**** RECORDS FOR THE TASK ****
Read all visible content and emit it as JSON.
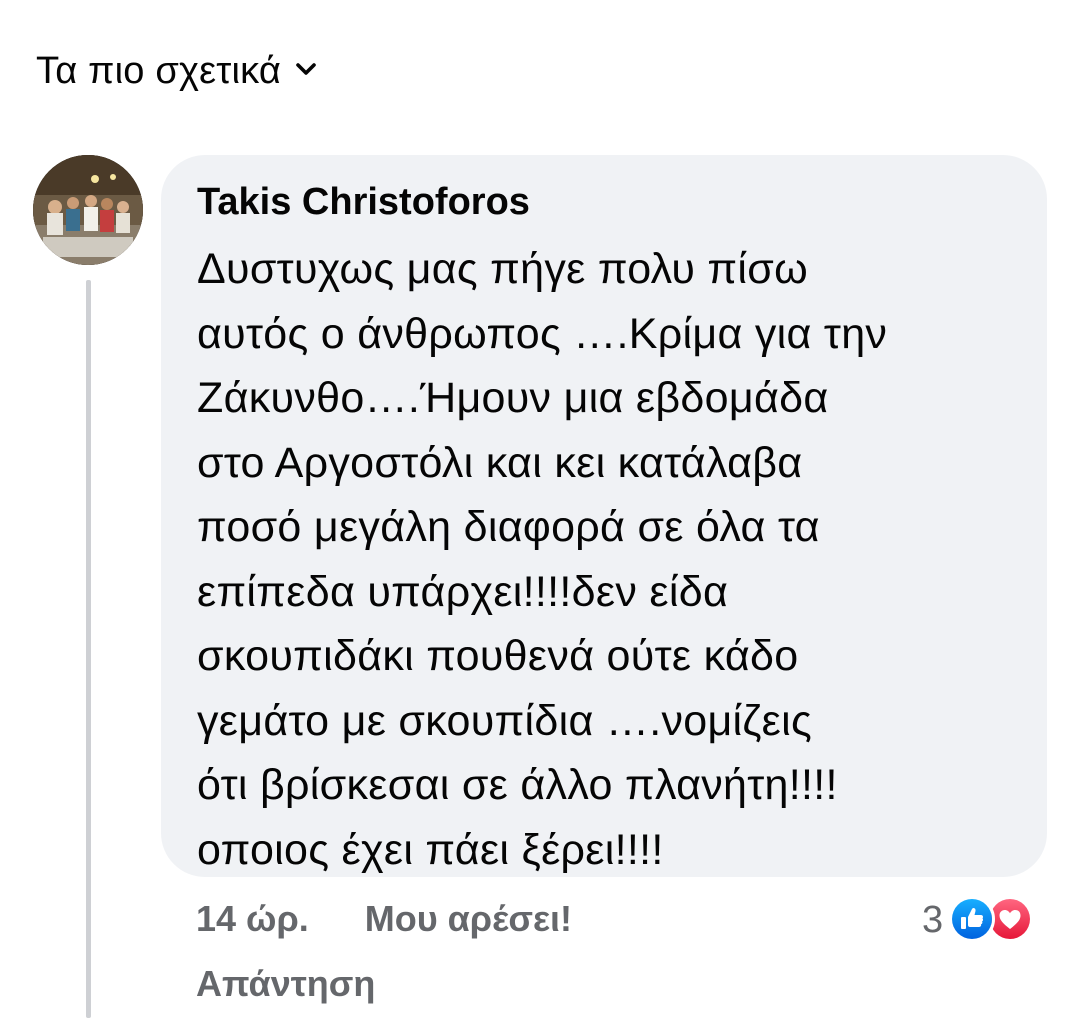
{
  "sort": {
    "label": "Τα πιο σχετικά",
    "icon": "chevron-down-icon"
  },
  "comment": {
    "author": "Takis Christoforos",
    "text": "Δυστυχως μας πήγε πολυ πίσω\nαυτός ο άνθρωπος ….Κρίμα για την\nΖάκυνθο….Ήμουν μια εβδομάδα\nστο Αργοστόλι και κει κατάλαβα\nποσό μεγάλη διαφορά σε όλα τα\nεπίπεδα υπάρχει!!!!δεν είδα\nσκουπιδάκι πουθενά ούτε κάδο\nγεμάτο με σκουπίδια ….νομίζεις\nότι βρίσκεσαι σε άλλο πλανήτη!!!!\nοποιος έχει πάει ξέρει!!!!",
    "time": "14 ώρ.",
    "like_label": "Μου αρέσει!",
    "reply_label": "Απάντηση",
    "reaction_count": "3",
    "reaction_icons": [
      "like-reaction-icon",
      "love-reaction-icon"
    ]
  },
  "colors": {
    "bubble": "#f0f2f5",
    "meta_text": "#65676b",
    "like_blue": "#1877f2",
    "love_red": "#f33e58",
    "thread_line": "#ced0d4"
  }
}
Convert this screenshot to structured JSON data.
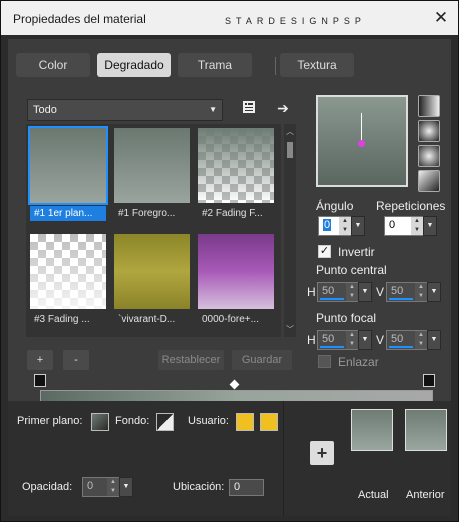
{
  "window": {
    "title": "Propiedades del material",
    "watermark": "STARDESIGNPSP",
    "close": "✕"
  },
  "tabs": [
    "Color",
    "Degradado",
    "Trama",
    "Textura"
  ],
  "active_tab": "Degradado",
  "category": {
    "value": "Todo"
  },
  "swatches": [
    {
      "label": "#1 1er plan...",
      "style": "sage-down",
      "selected": true
    },
    {
      "label": "#1 Foregro...",
      "style": "sage-down",
      "selected": false
    },
    {
      "label": "#2 Fading F...",
      "style": "fade-sage",
      "selected": false
    },
    {
      "label": "#3 Fading ...",
      "style": "fade-gray",
      "selected": false
    },
    {
      "label": "`vivarant-D...",
      "style": "olive",
      "selected": false
    },
    {
      "label": "0000-fore+...",
      "style": "purple",
      "selected": false
    }
  ],
  "buttons": {
    "add": "+",
    "remove": "-",
    "reset": "Restablecer",
    "save": "Guardar"
  },
  "angle": {
    "label": "Ángulo",
    "value": "0"
  },
  "repeats": {
    "label": "Repeticiones",
    "value": "0"
  },
  "invert": {
    "label": "Invertir",
    "checked": true
  },
  "center": {
    "label": "Punto central",
    "h_label": "H",
    "h_value": "50",
    "v_label": "V",
    "v_value": "50"
  },
  "focal": {
    "label": "Punto focal",
    "h_label": "H",
    "h_value": "50",
    "v_label": "V",
    "v_value": "50"
  },
  "link": {
    "label": "Enlazar",
    "checked": false
  },
  "bottom": {
    "foreground_label": "Primer plano:",
    "background_label": "Fondo:",
    "user_label": "Usuario:",
    "opacity_label": "Opacidad:",
    "opacity_value": "0",
    "location_label": "Ubicación:",
    "location_value": "0",
    "plus": "+",
    "current_label": "Actual",
    "previous_label": "Anterior"
  },
  "colors": {
    "accent": "#1e90ff",
    "user": "#f0c020",
    "sage": "#6e7c74"
  }
}
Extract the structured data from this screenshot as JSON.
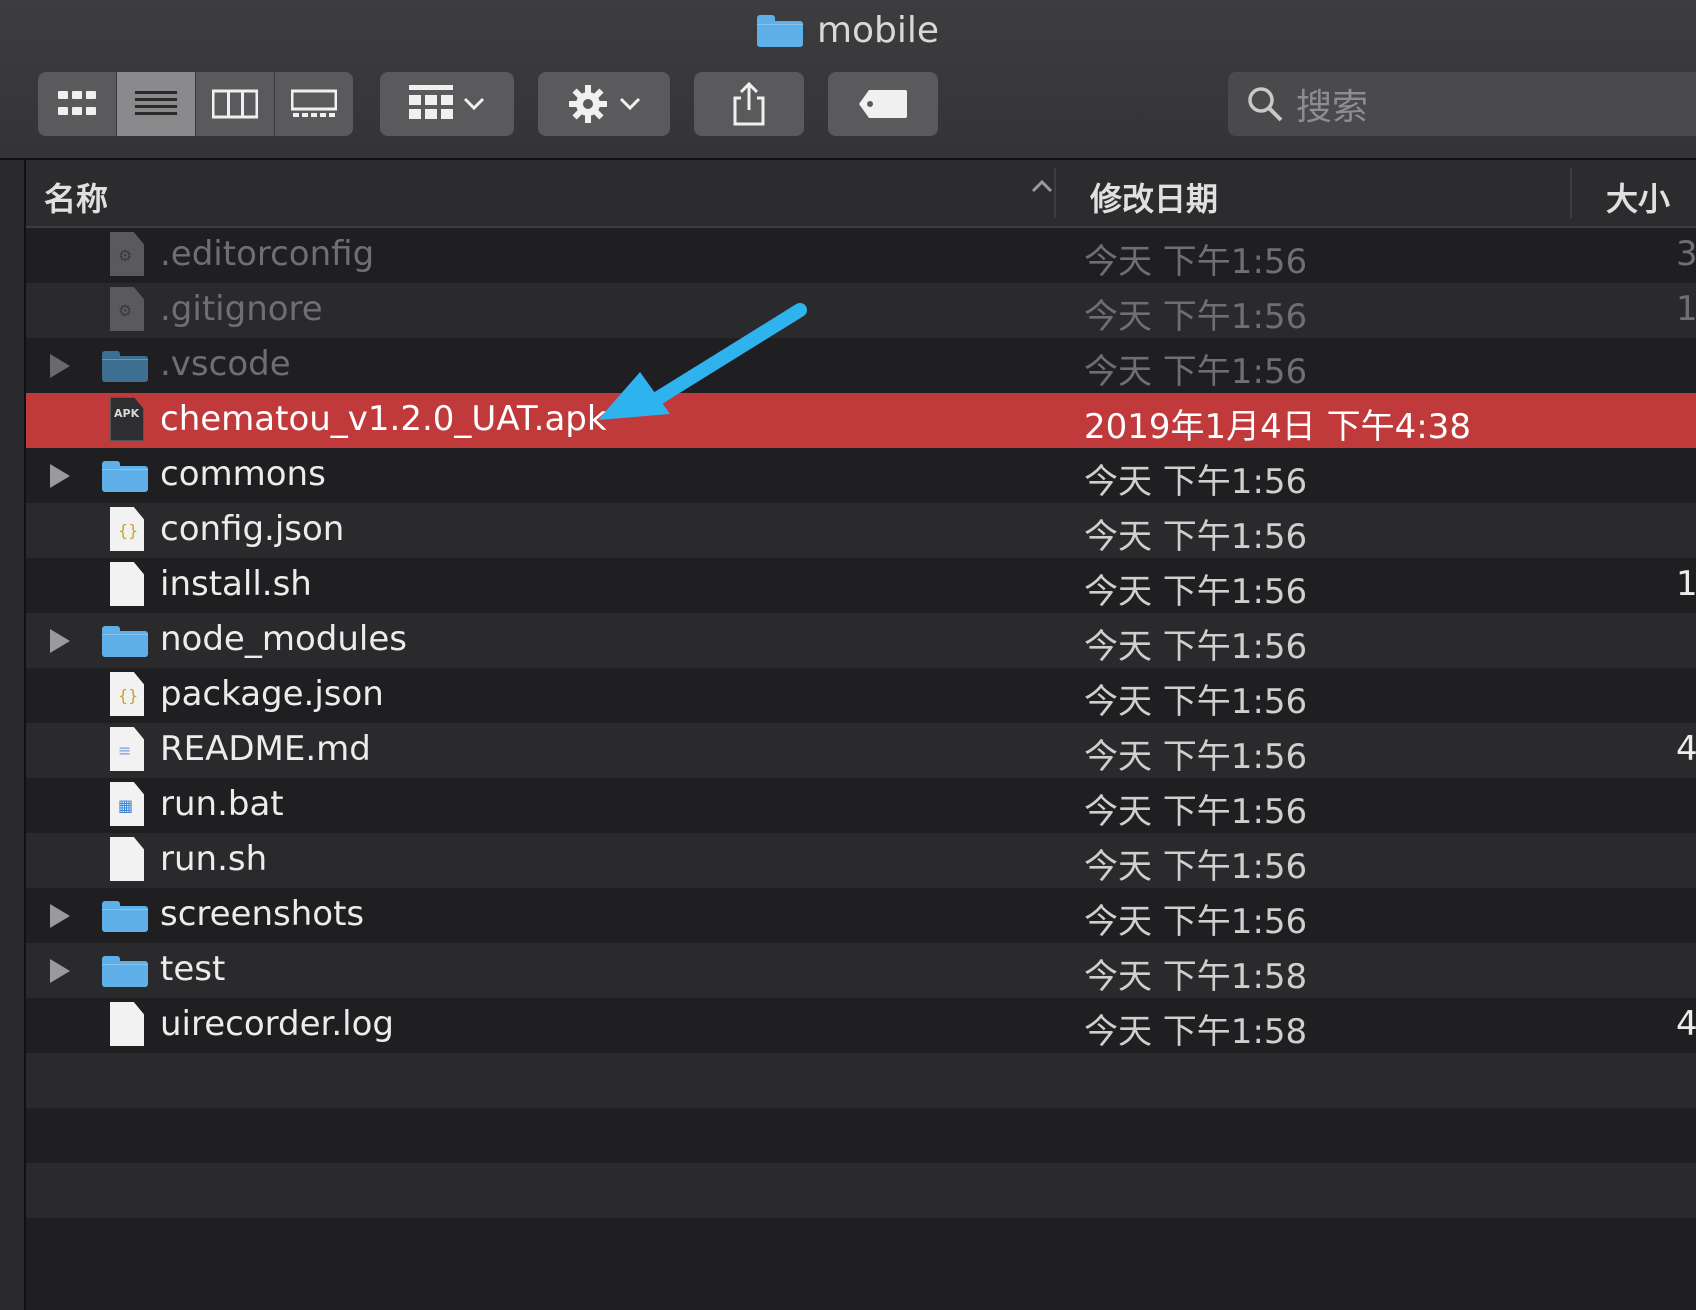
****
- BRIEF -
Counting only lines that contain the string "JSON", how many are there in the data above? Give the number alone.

- RESPONSE BELOW -
3